%%

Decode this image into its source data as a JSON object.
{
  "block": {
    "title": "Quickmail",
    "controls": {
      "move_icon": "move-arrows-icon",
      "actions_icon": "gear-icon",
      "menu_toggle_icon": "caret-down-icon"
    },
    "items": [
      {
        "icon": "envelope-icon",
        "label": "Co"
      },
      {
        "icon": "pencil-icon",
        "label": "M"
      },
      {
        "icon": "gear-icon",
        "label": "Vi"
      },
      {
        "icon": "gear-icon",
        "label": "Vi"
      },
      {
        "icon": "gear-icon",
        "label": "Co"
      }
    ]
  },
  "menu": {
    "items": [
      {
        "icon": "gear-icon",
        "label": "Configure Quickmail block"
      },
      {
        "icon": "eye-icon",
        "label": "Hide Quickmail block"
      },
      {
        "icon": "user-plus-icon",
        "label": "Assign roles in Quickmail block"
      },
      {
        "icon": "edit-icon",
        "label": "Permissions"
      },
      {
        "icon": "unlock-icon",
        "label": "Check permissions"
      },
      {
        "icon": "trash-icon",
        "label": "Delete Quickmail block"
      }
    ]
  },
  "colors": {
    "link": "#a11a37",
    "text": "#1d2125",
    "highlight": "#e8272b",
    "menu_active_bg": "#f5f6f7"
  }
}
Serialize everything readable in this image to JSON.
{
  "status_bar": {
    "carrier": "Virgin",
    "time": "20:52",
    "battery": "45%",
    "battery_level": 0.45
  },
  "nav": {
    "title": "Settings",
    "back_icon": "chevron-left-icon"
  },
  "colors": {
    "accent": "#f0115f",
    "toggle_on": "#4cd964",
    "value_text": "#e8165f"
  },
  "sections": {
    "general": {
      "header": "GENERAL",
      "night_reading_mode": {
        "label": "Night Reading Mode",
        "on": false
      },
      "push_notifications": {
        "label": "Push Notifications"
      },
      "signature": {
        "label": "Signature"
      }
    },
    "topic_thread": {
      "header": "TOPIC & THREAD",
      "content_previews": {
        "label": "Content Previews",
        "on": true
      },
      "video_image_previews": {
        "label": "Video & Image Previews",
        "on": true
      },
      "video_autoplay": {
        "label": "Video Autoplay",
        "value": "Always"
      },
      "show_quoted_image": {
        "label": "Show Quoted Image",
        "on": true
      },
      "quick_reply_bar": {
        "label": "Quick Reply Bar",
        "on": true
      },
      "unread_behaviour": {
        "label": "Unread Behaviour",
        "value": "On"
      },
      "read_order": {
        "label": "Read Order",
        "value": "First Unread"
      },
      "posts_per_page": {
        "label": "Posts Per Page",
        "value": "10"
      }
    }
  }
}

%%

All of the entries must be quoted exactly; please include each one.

Decode this image into its source data as a JSON object.
{
  "block": {
    "title": "Quickmail",
    "controls": {
      "move_icon": "move-arrows-icon",
      "actions_icon": "gear-icon",
      "menu_toggle_icon": "caret-down-icon"
    },
    "items": [
      {
        "icon": "envelope-icon",
        "label": "Co"
      },
      {
        "icon": "pencil-icon",
        "label": "M"
      },
      {
        "icon": "gear-icon",
        "label": "Vi"
      },
      {
        "icon": "gear-icon",
        "label": "Vi"
      },
      {
        "icon": "gear-icon",
        "label": "Co"
      }
    ]
  },
  "menu": {
    "items": [
      {
        "icon": "gear-icon",
        "label": "Configure Quickmail block"
      },
      {
        "icon": "eye-icon",
        "label": "Hide Quickmail block"
      },
      {
        "icon": "user-plus-icon",
        "label": "Assign roles in Quickmail block"
      },
      {
        "icon": "edit-icon",
        "label": "Permissions"
      },
      {
        "icon": "unlock-icon",
        "label": "Check permissions"
      },
      {
        "icon": "trash-icon",
        "label": "Delete Quickmail block"
      }
    ]
  },
  "colors": {
    "link": "#a11a37",
    "text": "#1d2125",
    "highlight": "#e8272b",
    "menu_active_bg": "#f5f6f7"
  }
}
Serialize everything readable in this image to JSON.
{
  "status_bar": {
    "carrier": "Virgin",
    "time": "20:52",
    "battery": "45%",
    "battery_level": 0.45
  },
  "nav": {
    "title": "Settings",
    "back_icon": "chevron-left-icon"
  },
  "colors": {
    "accent": "#f0115f",
    "toggle_on": "#4cd964",
    "value_text": "#e8165f"
  },
  "sections": {
    "general": {
      "header": "GENERAL",
      "night_reading_mode": {
        "label": "Night Reading Mode",
        "on": false
      },
      "push_notifications": {
        "label": "Push Notifications"
      },
      "signature": {
        "label": "Signature"
      }
    },
    "topic_thread": {
      "header": "TOPIC & THREAD",
      "content_previews": {
        "label": "Content Previews",
        "on": true
      },
      "video_image_previews": {
        "label": "Video & Image Previews",
        "on": true
      },
      "video_autoplay": {
        "label": "Video Autoplay",
        "value": "Always"
      },
      "show_quoted_image": {
        "label": "Show Quoted Image",
        "on": true
      },
      "quick_reply_bar": {
        "label": "Quick Reply Bar",
        "on": true
      },
      "unread_behaviour": {
        "label": "Unread Behaviour",
        "value": "On"
      },
      "read_order": {
        "label": "Read Order",
        "value": "First Unread"
      },
      "posts_per_page": {
        "label": "Posts Per Page",
        "value": "10"
      }
    }
  }
}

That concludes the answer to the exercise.